**Provided information:**
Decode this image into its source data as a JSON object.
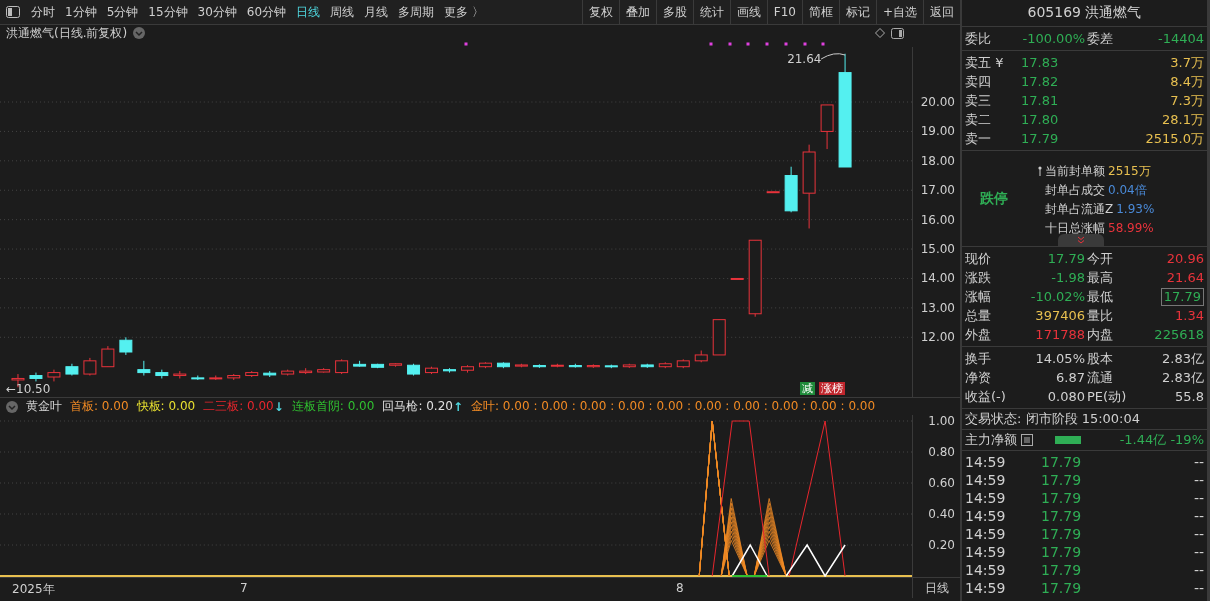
{
  "toolbar": {
    "periods": [
      {
        "label": "分时",
        "selected": false
      },
      {
        "label": "1分钟",
        "selected": false
      },
      {
        "label": "5分钟",
        "selected": false
      },
      {
        "label": "15分钟",
        "selected": false
      },
      {
        "label": "30分钟",
        "selected": false
      },
      {
        "label": "60分钟",
        "selected": false
      },
      {
        "label": "日线",
        "selected": true
      },
      {
        "label": "周线",
        "selected": false
      },
      {
        "label": "月线",
        "selected": false
      },
      {
        "label": "多周期",
        "selected": false
      },
      {
        "label": "更多 〉",
        "selected": false
      }
    ],
    "actions": [
      "复权",
      "叠加",
      "多股",
      "统计",
      "画线",
      "F10",
      "简框",
      "标记",
      "+自选",
      "返回"
    ]
  },
  "chart": {
    "title": "洪通燃气(日线.前复权)",
    "high_label": "21.64",
    "low_label": "←10.50",
    "badges": [
      {
        "label": "减",
        "color": "#1f8a3a"
      },
      {
        "label": "涨榜",
        "color": "#c0262d"
      }
    ],
    "chart_data": {
      "type": "candlestick",
      "categories": [
        null,
        null,
        null,
        null,
        null,
        null,
        null,
        null,
        null,
        null,
        null,
        null,
        null,
        null,
        null,
        null,
        null,
        null,
        null,
        null,
        null,
        null,
        null,
        null,
        null,
        null,
        null,
        null,
        null,
        null,
        null,
        null,
        null,
        null,
        null,
        null,
        null,
        null,
        null,
        null,
        null,
        null,
        null,
        null,
        null,
        null,
        null
      ],
      "ylim": [
        9.97,
        21.87
      ],
      "grid": true,
      "yticks": [
        {
          "value": 20,
          "label": "20.00"
        },
        {
          "value": 19,
          "label": "19.00"
        },
        {
          "value": 18,
          "label": "18.00"
        },
        {
          "value": 17,
          "label": "17.00"
        },
        {
          "value": 16,
          "label": "16.00"
        },
        {
          "value": 15,
          "label": "15.00"
        },
        {
          "value": 14,
          "label": "14.00"
        },
        {
          "value": 13,
          "label": "13.00"
        },
        {
          "value": 12,
          "label": "12.00"
        }
      ],
      "ohlc": [
        [
          10.55,
          10.75,
          10.3,
          10.6
        ],
        [
          10.7,
          10.8,
          10.5,
          10.6
        ],
        [
          10.65,
          10.9,
          10.5,
          10.8
        ],
        [
          11.0,
          11.1,
          10.7,
          10.75
        ],
        [
          10.75,
          11.3,
          10.7,
          11.2
        ],
        [
          11.0,
          11.7,
          11.0,
          11.6
        ],
        [
          11.9,
          12.0,
          11.4,
          11.5
        ],
        [
          10.9,
          11.2,
          10.7,
          10.8
        ],
        [
          10.8,
          10.9,
          10.6,
          10.7
        ],
        [
          10.7,
          10.85,
          10.6,
          10.75
        ],
        [
          10.62,
          10.7,
          10.55,
          10.6
        ],
        [
          10.6,
          10.7,
          10.55,
          10.62
        ],
        [
          10.62,
          10.75,
          10.55,
          10.7
        ],
        [
          10.7,
          10.85,
          10.65,
          10.8
        ],
        [
          10.78,
          10.85,
          10.65,
          10.72
        ],
        [
          10.75,
          10.9,
          10.7,
          10.85
        ],
        [
          10.8,
          10.95,
          10.75,
          10.85
        ],
        [
          10.82,
          10.95,
          10.8,
          10.9
        ],
        [
          10.8,
          11.25,
          10.75,
          11.2
        ],
        [
          11.08,
          11.2,
          11.0,
          11.02
        ],
        [
          11.08,
          11.1,
          10.95,
          10.98
        ],
        [
          11.05,
          11.12,
          11.0,
          11.1
        ],
        [
          11.05,
          11.1,
          10.7,
          10.75
        ],
        [
          10.8,
          11.0,
          10.75,
          10.95
        ],
        [
          10.9,
          10.95,
          10.8,
          10.86
        ],
        [
          10.88,
          11.05,
          10.8,
          11.0
        ],
        [
          11.0,
          11.15,
          10.95,
          11.12
        ],
        [
          11.12,
          11.15,
          10.95,
          11.0
        ],
        [
          11.02,
          11.1,
          10.98,
          11.06
        ],
        [
          11.04,
          11.08,
          10.96,
          11.0
        ],
        [
          11.02,
          11.1,
          10.98,
          11.05
        ],
        [
          11.04,
          11.1,
          10.97,
          11.0
        ],
        [
          11.0,
          11.08,
          10.96,
          11.04
        ],
        [
          11.03,
          11.07,
          10.95,
          11.0
        ],
        [
          11.0,
          11.1,
          10.96,
          11.06
        ],
        [
          11.06,
          11.1,
          10.96,
          11.0
        ],
        [
          11.0,
          11.15,
          10.95,
          11.1
        ],
        [
          11.0,
          11.25,
          10.95,
          11.2
        ],
        [
          11.2,
          11.55,
          11.15,
          11.4
        ],
        [
          11.4,
          12.6,
          11.4,
          12.6
        ],
        [
          13.97,
          14.0,
          13.97,
          14.0
        ],
        [
          12.8,
          15.3,
          12.7,
          15.3
        ],
        [
          16.92,
          16.95,
          16.92,
          16.95
        ],
        [
          17.5,
          17.8,
          16.25,
          16.3
        ],
        [
          16.9,
          18.55,
          15.7,
          18.3
        ],
        [
          19.0,
          19.9,
          18.4,
          19.9
        ],
        [
          21.0,
          21.64,
          17.79,
          17.79
        ]
      ]
    }
  },
  "indicator": {
    "name": "黄金叶",
    "params": [
      {
        "label": "首板: 0.00",
        "color": "#f08a24"
      },
      {
        "label": "快板: 0.00",
        "color": "#e8e030"
      },
      {
        "label": "二三板: 0.00",
        "color": "#e8262d",
        "arrow": "↓"
      },
      {
        "label": "连板首阴: 0.00",
        "color": "#30c030"
      },
      {
        "label": "回马枪: 0.20",
        "color": "#e0e0e0",
        "arrow": "↑"
      },
      {
        "label": "金叶: 0.00 : 0.00 : 0.00 : 0.00 : 0.00 : 0.00 : 0.00 : 0.00 : 0.00 : 0.00",
        "color": "#f08a24"
      }
    ],
    "ticks": [
      "1.00",
      "0.80",
      "0.60",
      "0.40",
      "0.20"
    ]
  },
  "time_axis": {
    "labels": [
      "2025年",
      "7",
      "8"
    ],
    "period": "日线"
  },
  "quote": {
    "header": "605169 洪通燃气",
    "ratio": {
      "label": "委比",
      "value": "-100.00%",
      "label2": "委差",
      "value2": "-14404",
      "color": "#2fae55"
    },
    "asks": [
      {
        "label": "卖五 ¥",
        "price": "17.83",
        "volume": "3.7万"
      },
      {
        "label": "卖四",
        "price": "17.82",
        "volume": "8.4万"
      },
      {
        "label": "卖三",
        "price": "17.81",
        "volume": "7.3万"
      },
      {
        "label": "卖二",
        "price": "17.80",
        "volume": "28.1万"
      },
      {
        "label": "卖一",
        "price": "17.79",
        "volume": "2515.0万"
      }
    ],
    "limit": {
      "status": "跌停",
      "lines": [
        {
          "label": "当前封单额",
          "value": "2515万",
          "color": "#e8c050",
          "pinned": true
        },
        {
          "label": "封单占成交",
          "value": "0.04倍",
          "color": "#4a8ad8",
          "pinned": false
        },
        {
          "label": "封单占流通Z",
          "value": "1.93%",
          "color": "#4a8ad8",
          "pinned": false
        },
        {
          "label": "十日总涨幅",
          "value": "58.99%",
          "color": "#e8333b",
          "pinned": false
        }
      ]
    },
    "stats": [
      {
        "left": {
          "label": "现价",
          "value": "17.79",
          "color": "#2fae55"
        },
        "right": {
          "label": "今开",
          "value": "20.96",
          "color": "#e8333b",
          "boxed": false
        }
      },
      {
        "left": {
          "label": "涨跌",
          "value": "-1.98",
          "color": "#2fae55"
        },
        "right": {
          "label": "最高",
          "value": "21.64",
          "color": "#e8333b",
          "boxed": false
        }
      },
      {
        "left": {
          "label": "涨幅",
          "value": "-10.02%",
          "color": "#2fae55"
        },
        "right": {
          "label": "最低",
          "value": "17.79",
          "color": "#2fae55",
          "boxed": true
        }
      },
      {
        "left": {
          "label": "总量",
          "value": "397406",
          "color": "#e8c050"
        },
        "right": {
          "label": "量比",
          "value": "1.34",
          "color": "#e8333b",
          "boxed": false
        }
      },
      {
        "left": {
          "label": "外盘",
          "value": "171788",
          "color": "#e8333b"
        },
        "right": {
          "label": "内盘",
          "value": "225618",
          "color": "#2fae55",
          "boxed": false
        }
      }
    ],
    "basics": [
      {
        "label": "换手",
        "value": "14.05%",
        "label2": "股本",
        "value2": "2.83亿"
      },
      {
        "label": "净资",
        "value": "6.87",
        "label2": "流通",
        "value2": "2.83亿"
      },
      {
        "label": "收益(-)",
        "value": "0.080",
        "label2": "PE(动)",
        "value2": "55.8"
      }
    ],
    "trade_status": "交易状态: 闭市阶段 15:00:04",
    "flow": {
      "label": "主力净额",
      "value": "-1.44亿 -19%"
    },
    "trades": [
      {
        "time": "14:59",
        "price": "17.79",
        "flag": "--"
      },
      {
        "time": "14:59",
        "price": "17.79",
        "flag": "--"
      },
      {
        "time": "14:59",
        "price": "17.79",
        "flag": "--"
      },
      {
        "time": "14:59",
        "price": "17.79",
        "flag": "--"
      },
      {
        "time": "14:59",
        "price": "17.79",
        "flag": "--"
      },
      {
        "time": "14:59",
        "price": "17.79",
        "flag": "--"
      },
      {
        "time": "14:59",
        "price": "17.79",
        "flag": "--"
      },
      {
        "time": "14:59",
        "price": "17.79",
        "flag": "--"
      }
    ]
  }
}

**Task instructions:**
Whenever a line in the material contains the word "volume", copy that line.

**Task result:**
        "volume": "3.7万"
        "volume": "8.4万"
        "volume": "7.3万"
        "volume": "28.1万"
        "volume": "2515.0万"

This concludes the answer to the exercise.